Rabbi Martin Weiner, president of the Central Conference of American (Reform) Rabbis, put it this way: “Many of us who have supported the Oslo process for the last decade must admit to ourselves that the Palestinians really do not want peace…” (Jerusalem Post, March 7, 2002). His colleague, Rabbi Amiel Hirsch, director of the Association of Reform Zionists of America, was blunt: “I think there is reason to re-evaluate the underlying thesis of Oslo” (Forward, Oct. 13, 2000).

Leonard Cole, chairman of the Jewish Council for Public Affairs, said that in order for there to be peace, there would have to be “a demonstrated effort by the Palestinians by way of what they teach their children, by way of the textbooks, the maps that are shown, that shows that they, too, are partners [for peace].” (Jerusalem Post, Oct. 27, 2000).

Yet, incredibly, many Jewish leaders are now making the exact same mistake about Palestinian Authority Prime Minister Mahmoud Abbas that they made about Arafat. And now it’s even worse — because while Arafat publicly made commitments but did not fulfill them, Abbas says openly, “I have no intention to dismantle Hamas and Islamic Jihad” and declares that the PA police “will not go house to house in search of weapons.”

Perhaps in another year or two, a major Jewish organization will take out yet another ad headlined, “It takes a big organization to admit it was wrong.” But how many more Israelis will die in the meantime? How many more one-sided concessions will be squeezed out of Israel? How many more terrorists will Israel be pressured into setting free?

In 1993, Arafat insisted that he wanted to live in peace with Israel. Just like Abbas says today. When he signed the Oslo accords, Arafat pledged to stop all violence against Israel and, for a time, there was, indeed, a reduction in terrorist attacks, just as Abbas did for seven weeks before a bus exploded in Jerusalem on Tuesday, killing 20 and wounding about 100.

Arafat’s words were pleasant sounding, like Abbas.’ People “wanted to be persuaded,” as the AJCongress newspaper ad put it. Today, too, people want to be persuaded. But to avoid repeating the mistakes of the Oslo years, we need to compare Abbas’ words to Abbas’ deeds.
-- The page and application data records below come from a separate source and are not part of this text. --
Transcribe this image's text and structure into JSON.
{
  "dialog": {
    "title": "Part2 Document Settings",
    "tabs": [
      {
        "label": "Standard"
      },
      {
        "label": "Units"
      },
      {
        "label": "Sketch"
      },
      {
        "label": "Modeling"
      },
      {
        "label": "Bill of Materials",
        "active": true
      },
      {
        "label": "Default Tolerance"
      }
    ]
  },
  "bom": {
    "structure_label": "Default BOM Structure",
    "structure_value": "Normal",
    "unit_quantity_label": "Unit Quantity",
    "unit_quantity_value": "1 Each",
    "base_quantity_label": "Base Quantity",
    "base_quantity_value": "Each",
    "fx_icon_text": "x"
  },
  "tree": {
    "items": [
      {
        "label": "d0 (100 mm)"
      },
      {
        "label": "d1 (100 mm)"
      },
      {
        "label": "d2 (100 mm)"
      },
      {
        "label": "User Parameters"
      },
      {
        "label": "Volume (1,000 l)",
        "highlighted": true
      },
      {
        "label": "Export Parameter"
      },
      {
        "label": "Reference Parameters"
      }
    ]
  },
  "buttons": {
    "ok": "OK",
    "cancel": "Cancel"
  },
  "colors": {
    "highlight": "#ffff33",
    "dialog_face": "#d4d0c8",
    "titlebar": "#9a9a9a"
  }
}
Just like Arafat, Abbas is required to stop the vicious anti-Jewish and anti-Israel incitement that appears every day in the official P.A. media, school books, speeches and religious sermons. And just like Arafat, he refuses to stop it.

Just like Arafat, Abbas is required to treat Hamas and Islamic Jihad as terrorists, as enemies. And just like Arafat, he treats them as brothers and comrades, shelters them from Israeli arrest, demands that Israel free their imprisoned members, calls them “heroes” and “martyrs” and names streets and summer camps after them.

Ironically, while Jewish leaders and the Bush administration are championing Abbas as the “moderate” alternative to Arafat, Abbas makes it clear that he is as loyal to Arafat as ever.

Abbas co-founded the Fatah terrorist movement and was Arafat’s second in command for 40 years. He has said he makes no decisions without Arafat’s approval.

Abbas does not represent a “new” Palestinian Arab leadership, “not compromised by terror” — the condition that President Bush set in his June 2002 speech but subsequently ignored. Abbas is a terrorist who is temporarily using diplomacy to gain territory, Western funding and, perhaps, even a sovereign state.

The only difference between Abbas and Arafat is the suit and the shave.

Morton A. Klein is the national president of the Zionist Organization of America.